More and more companies, and not just large ones, recognize the lasting benefits that innovative management systems can offer once they get to know their users better and help them be more efficient. The potential is enormous. "After all, people spend an average of 90 percent of their lives in buildings, and most of that at work," states Daniel Schröder, Head of Smart Spaces at Siemens Building Technologies headquarters in Switzerland. "There is vast potential – not only for the productivity of businesses, but even more so for people's satisfaction with their lives," continues Schröder. "People have different needs and tasks throughout the day. When we give employees different work spaces at the right moment and according to their needs, we continually motivate them to work more productively and creatively."
On closer analysis, most of the true costs of a building aren't caused by energy, building management or tied-up capital. The lion's share – ten to one hundred times more – are made up of expenses related to people: employee salaries and added value, to be sure, but also costs for recruiting, retirement, health, well-being and workplace safety and security. To be specific, experts estimate the ratio of these three components to be 30, 300 and 3,000 euros per year and square meter.

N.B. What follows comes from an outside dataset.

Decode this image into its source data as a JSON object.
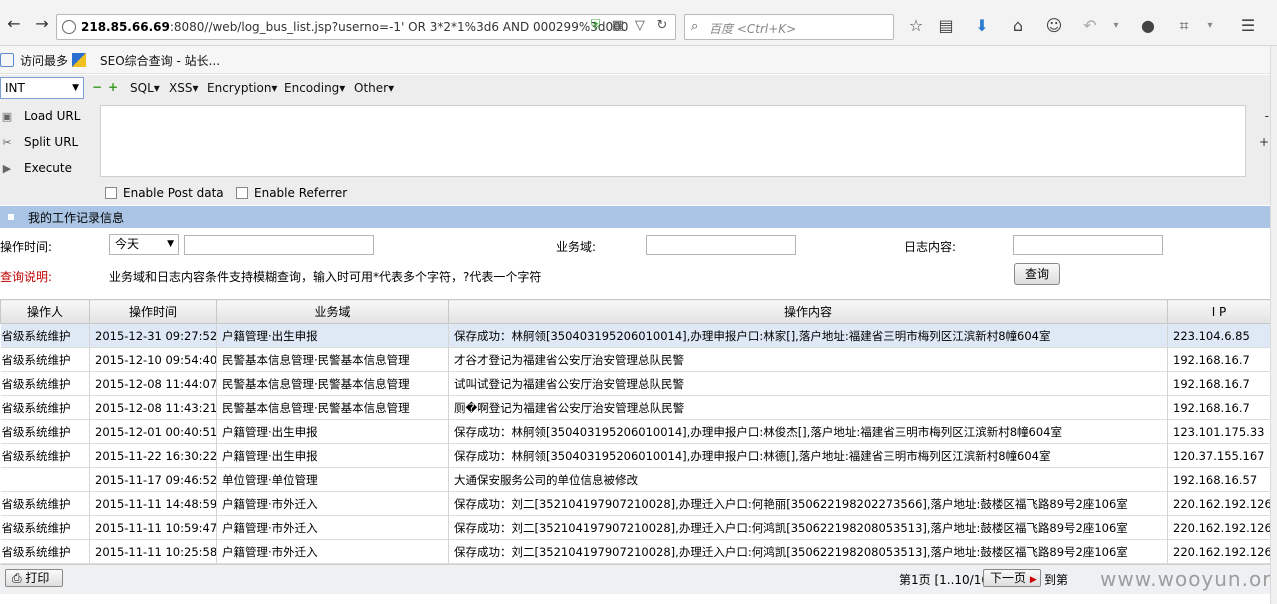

In the year 2020, approximately one billion people will no longer work at a fixed desk. Instead, they will share flexible "project-based capacities" with others. And the trend is pointing upward: By 2030, nearly one in three workplaces will be shared by two or more people. That means occupant comfort will become more and more important. Experts in workplace ergonomics understand the need for a holistic approach that takes into account both physiological and psychological parameters since the body and the mind interact with each other.